══ AVAILABLE DATA ══

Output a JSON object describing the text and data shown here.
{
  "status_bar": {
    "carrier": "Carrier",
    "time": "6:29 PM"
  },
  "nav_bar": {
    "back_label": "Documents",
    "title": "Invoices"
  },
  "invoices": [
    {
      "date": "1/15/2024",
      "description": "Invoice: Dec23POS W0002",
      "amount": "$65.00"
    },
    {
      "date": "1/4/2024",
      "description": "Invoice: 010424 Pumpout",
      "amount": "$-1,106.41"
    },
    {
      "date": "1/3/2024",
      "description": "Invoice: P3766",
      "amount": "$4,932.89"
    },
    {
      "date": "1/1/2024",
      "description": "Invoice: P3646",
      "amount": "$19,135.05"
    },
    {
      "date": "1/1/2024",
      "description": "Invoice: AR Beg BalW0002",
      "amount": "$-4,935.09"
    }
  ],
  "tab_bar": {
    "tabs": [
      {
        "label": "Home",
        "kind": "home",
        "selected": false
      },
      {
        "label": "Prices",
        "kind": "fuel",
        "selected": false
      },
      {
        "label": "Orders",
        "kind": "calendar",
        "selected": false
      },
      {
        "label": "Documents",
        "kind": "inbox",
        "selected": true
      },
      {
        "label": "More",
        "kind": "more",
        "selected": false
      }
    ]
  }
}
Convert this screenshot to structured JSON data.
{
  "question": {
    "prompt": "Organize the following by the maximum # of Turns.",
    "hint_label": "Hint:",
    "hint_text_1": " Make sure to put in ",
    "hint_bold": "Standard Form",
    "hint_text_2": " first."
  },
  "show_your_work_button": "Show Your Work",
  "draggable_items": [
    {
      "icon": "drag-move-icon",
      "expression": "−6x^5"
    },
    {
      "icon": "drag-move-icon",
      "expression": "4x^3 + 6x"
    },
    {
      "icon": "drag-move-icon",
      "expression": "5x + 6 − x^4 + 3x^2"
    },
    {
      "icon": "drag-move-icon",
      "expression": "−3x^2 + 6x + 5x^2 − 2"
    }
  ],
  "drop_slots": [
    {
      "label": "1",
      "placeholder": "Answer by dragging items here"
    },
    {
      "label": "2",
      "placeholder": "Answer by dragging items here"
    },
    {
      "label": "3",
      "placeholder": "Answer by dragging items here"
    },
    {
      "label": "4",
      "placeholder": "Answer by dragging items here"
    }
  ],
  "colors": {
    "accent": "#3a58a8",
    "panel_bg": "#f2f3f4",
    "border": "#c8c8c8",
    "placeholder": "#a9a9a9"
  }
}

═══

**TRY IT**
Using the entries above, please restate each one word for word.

**THE COMPLETED TASK**
Output a JSON object describing the text and data shown here.
{
  "status_bar": {
    "carrier": "Carrier",
    "time": "6:29 PM"
  },
  "nav_bar": {
    "back_label": "Documents",
    "title": "Invoices"
  },
  "invoices": [
    {
      "date": "1/15/2024",
      "description": "Invoice: Dec23POS W0002",
      "amount": "$65.00"
    },
    {
      "date": "1/4/2024",
      "description": "Invoice: 010424 Pumpout",
      "amount": "$-1,106.41"
    },
    {
      "date": "1/3/2024",
      "description": "Invoice: P3766",
      "amount": "$4,932.89"
    },
    {
      "date": "1/1/2024",
      "description": "Invoice: P3646",
      "amount": "$19,135.05"
    },
    {
      "date": "1/1/2024",
      "description": "Invoice: AR Beg BalW0002",
      "amount": "$-4,935.09"
    }
  ],
  "tab_bar": {
    "tabs": [
      {
        "label": "Home",
        "kind": "home",
        "selected": false
      },
      {
        "label": "Prices",
        "kind": "fuel",
        "selected": false
      },
      {
        "label": "Orders",
        "kind": "calendar",
        "selected": false
      },
      {
        "label": "Documents",
        "kind": "inbox",
        "selected": true
      },
      {
        "label": "More",
        "kind": "more",
        "selected": false
      }
    ]
  }
}
Convert this screenshot to structured JSON data.
{
  "question": {
    "prompt": "Organize the following by the maximum # of Turns.",
    "hint_label": "Hint:",
    "hint_text_1": " Make sure to put in ",
    "hint_bold": "Standard Form",
    "hint_text_2": " first."
  },
  "show_your_work_button": "Show Your Work",
  "draggable_items": [
    {
      "icon": "drag-move-icon",
      "expression": "−6x^5"
    },
    {
      "icon": "drag-move-icon",
      "expression": "4x^3 + 6x"
    },
    {
      "icon": "drag-move-icon",
      "expression": "5x + 6 − x^4 + 3x^2"
    },
    {
      "icon": "drag-move-icon",
      "expression": "−3x^2 + 6x + 5x^2 − 2"
    }
  ],
  "drop_slots": [
    {
      "label": "1",
      "placeholder": "Answer by dragging items here"
    },
    {
      "label": "2",
      "placeholder": "Answer by dragging items here"
    },
    {
      "label": "3",
      "placeholder": "Answer by dragging items here"
    },
    {
      "label": "4",
      "placeholder": "Answer by dragging items here"
    }
  ],
  "colors": {
    "accent": "#3a58a8",
    "panel_bg": "#f2f3f4",
    "border": "#c8c8c8",
    "placeholder": "#a9a9a9"
  }
}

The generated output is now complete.